*BRIEF*
Where a line of the material includes the string "icon", copy that line.

*MATERIAL TO PROCESS*
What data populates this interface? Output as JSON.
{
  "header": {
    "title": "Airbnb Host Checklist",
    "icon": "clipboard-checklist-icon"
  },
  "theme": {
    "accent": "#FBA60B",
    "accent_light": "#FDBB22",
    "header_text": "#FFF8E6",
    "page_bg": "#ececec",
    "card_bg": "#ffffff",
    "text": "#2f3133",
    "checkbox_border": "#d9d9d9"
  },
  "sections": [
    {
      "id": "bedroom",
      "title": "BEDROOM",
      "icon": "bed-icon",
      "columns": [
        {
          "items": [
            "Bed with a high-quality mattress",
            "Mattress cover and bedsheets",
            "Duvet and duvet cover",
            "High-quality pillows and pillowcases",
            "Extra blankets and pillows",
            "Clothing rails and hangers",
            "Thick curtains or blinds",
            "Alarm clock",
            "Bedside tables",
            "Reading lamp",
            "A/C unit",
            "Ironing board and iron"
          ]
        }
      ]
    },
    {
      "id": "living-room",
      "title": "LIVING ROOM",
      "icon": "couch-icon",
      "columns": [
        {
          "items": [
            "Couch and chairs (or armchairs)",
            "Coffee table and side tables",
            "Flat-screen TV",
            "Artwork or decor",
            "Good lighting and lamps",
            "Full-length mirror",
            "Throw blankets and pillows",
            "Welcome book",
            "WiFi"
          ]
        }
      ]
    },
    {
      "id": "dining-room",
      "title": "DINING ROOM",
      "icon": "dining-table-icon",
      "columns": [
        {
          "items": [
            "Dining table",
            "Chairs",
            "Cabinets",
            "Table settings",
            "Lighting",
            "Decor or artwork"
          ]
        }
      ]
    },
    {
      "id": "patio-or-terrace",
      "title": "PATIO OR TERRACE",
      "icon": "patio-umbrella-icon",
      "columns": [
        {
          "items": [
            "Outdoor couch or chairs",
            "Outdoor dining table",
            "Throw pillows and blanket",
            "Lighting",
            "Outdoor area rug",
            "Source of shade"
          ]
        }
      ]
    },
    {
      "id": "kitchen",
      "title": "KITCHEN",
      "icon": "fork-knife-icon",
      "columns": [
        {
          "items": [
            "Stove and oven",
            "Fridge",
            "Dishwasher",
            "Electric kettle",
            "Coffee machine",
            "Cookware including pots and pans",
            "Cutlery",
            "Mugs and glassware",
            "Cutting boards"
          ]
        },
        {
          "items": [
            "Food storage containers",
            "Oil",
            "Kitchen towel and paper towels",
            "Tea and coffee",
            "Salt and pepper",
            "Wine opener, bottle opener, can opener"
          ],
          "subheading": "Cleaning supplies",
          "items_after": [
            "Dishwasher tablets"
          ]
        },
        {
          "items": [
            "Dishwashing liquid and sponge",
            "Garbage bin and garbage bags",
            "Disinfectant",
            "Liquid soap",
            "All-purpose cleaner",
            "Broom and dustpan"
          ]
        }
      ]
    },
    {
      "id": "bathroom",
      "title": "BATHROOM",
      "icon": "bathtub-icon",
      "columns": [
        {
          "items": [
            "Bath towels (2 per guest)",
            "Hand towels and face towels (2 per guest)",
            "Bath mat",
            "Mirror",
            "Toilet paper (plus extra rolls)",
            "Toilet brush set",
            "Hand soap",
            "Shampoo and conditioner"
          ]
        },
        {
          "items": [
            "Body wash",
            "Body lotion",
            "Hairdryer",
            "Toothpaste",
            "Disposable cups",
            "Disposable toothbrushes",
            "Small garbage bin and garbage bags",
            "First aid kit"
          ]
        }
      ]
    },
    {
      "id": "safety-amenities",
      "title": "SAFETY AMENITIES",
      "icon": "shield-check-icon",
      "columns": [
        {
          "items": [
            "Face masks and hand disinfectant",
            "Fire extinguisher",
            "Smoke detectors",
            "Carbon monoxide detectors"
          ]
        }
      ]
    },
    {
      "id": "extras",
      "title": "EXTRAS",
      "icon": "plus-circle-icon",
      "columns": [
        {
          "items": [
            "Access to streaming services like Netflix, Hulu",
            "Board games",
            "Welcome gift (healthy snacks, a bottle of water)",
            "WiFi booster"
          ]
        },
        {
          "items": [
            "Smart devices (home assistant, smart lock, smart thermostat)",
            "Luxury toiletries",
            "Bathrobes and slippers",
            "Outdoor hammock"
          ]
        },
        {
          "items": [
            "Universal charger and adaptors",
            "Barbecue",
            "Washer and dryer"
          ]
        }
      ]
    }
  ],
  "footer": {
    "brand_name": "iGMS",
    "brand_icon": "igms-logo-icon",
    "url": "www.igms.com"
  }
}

*ANSWER SPACE*
    "icon": "clipboard-checklist-icon"
      "icon": "bed-icon",
      "icon": "couch-icon",
      "icon": "dining-table-icon",
      "icon": "patio-umbrella-icon",
      "icon": "fork-knife-icon",
      "icon": "bathtub-icon",
      "icon": "shield-check-icon",
      "icon": "plus-circle-icon",
    "brand_icon": "igms-logo-icon",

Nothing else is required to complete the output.